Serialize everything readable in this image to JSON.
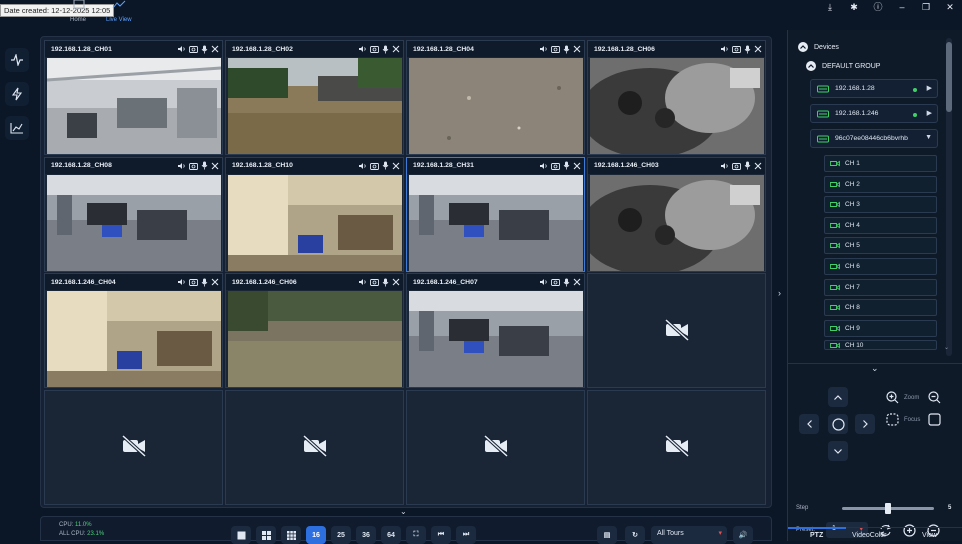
{
  "app": {
    "date_created": "Date created: 12-12-2025 12:05",
    "nav": [
      {
        "label": "Home"
      },
      {
        "label": "Live View"
      }
    ]
  },
  "grid": {
    "tiles": [
      {
        "name": "192.168.1.28_CH01",
        "scene": "office-wide"
      },
      {
        "name": "192.168.1.28_CH02",
        "scene": "yard"
      },
      {
        "name": "192.168.1.28_CH04",
        "scene": "ground"
      },
      {
        "name": "192.168.1.28_CH06",
        "scene": "mono-closeup"
      },
      {
        "name": "192.168.1.28_CH08",
        "scene": "office"
      },
      {
        "name": "192.168.1.28_CH10",
        "scene": "office-warm"
      },
      {
        "name": "192.168.1.28_CH31",
        "scene": "office",
        "selected": true
      },
      {
        "name": "192.168.1.246_CH03",
        "scene": "mono-closeup"
      },
      {
        "name": "192.168.1.246_CH04",
        "scene": "office-warm"
      },
      {
        "name": "192.168.1.246_CH06",
        "scene": "yard-grass"
      },
      {
        "name": "192.168.1.246_CH07",
        "scene": "office"
      },
      {
        "name": "",
        "scene": "empty"
      },
      {
        "name": "",
        "scene": "empty"
      },
      {
        "name": "",
        "scene": "empty"
      },
      {
        "name": "",
        "scene": "empty"
      },
      {
        "name": "",
        "scene": "empty"
      }
    ]
  },
  "bottombar": {
    "cpu_label": "CPU:",
    "cpu_value": "11.0%",
    "all_cpu_label": "ALL CPU:",
    "all_cpu_value": "23.1%",
    "layout_buttons": [
      "16",
      "25",
      "36",
      "64"
    ],
    "active_layout": "16",
    "tours": "All Tours"
  },
  "devices": {
    "title": "Devices",
    "group": "DEFAULT GROUP",
    "items": [
      {
        "label": "192.168.1.28",
        "online": true
      },
      {
        "label": "192.168.1.246",
        "online": true
      },
      {
        "label": "96c07ee08446cb6bvrhb",
        "online": false
      }
    ],
    "channels": [
      "CH 1",
      "CH 2",
      "CH 3",
      "CH 4",
      "CH 5",
      "CH 6",
      "CH 7",
      "CH 8",
      "CH 9",
      "CH 10"
    ]
  },
  "ptz": {
    "zoom_label": "Zoom",
    "focus_label": "Focus",
    "step_label": "Step",
    "step_value": "5",
    "preset_label": "Preset:",
    "preset_value": "1",
    "tabs": [
      "PTZ",
      "VideoColor",
      "View"
    ]
  },
  "colors": {
    "accent": "#2e6fe0",
    "online": "#40d068",
    "cpu": "#4fd17a"
  }
}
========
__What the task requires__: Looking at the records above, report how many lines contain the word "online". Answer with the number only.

__Response__: 4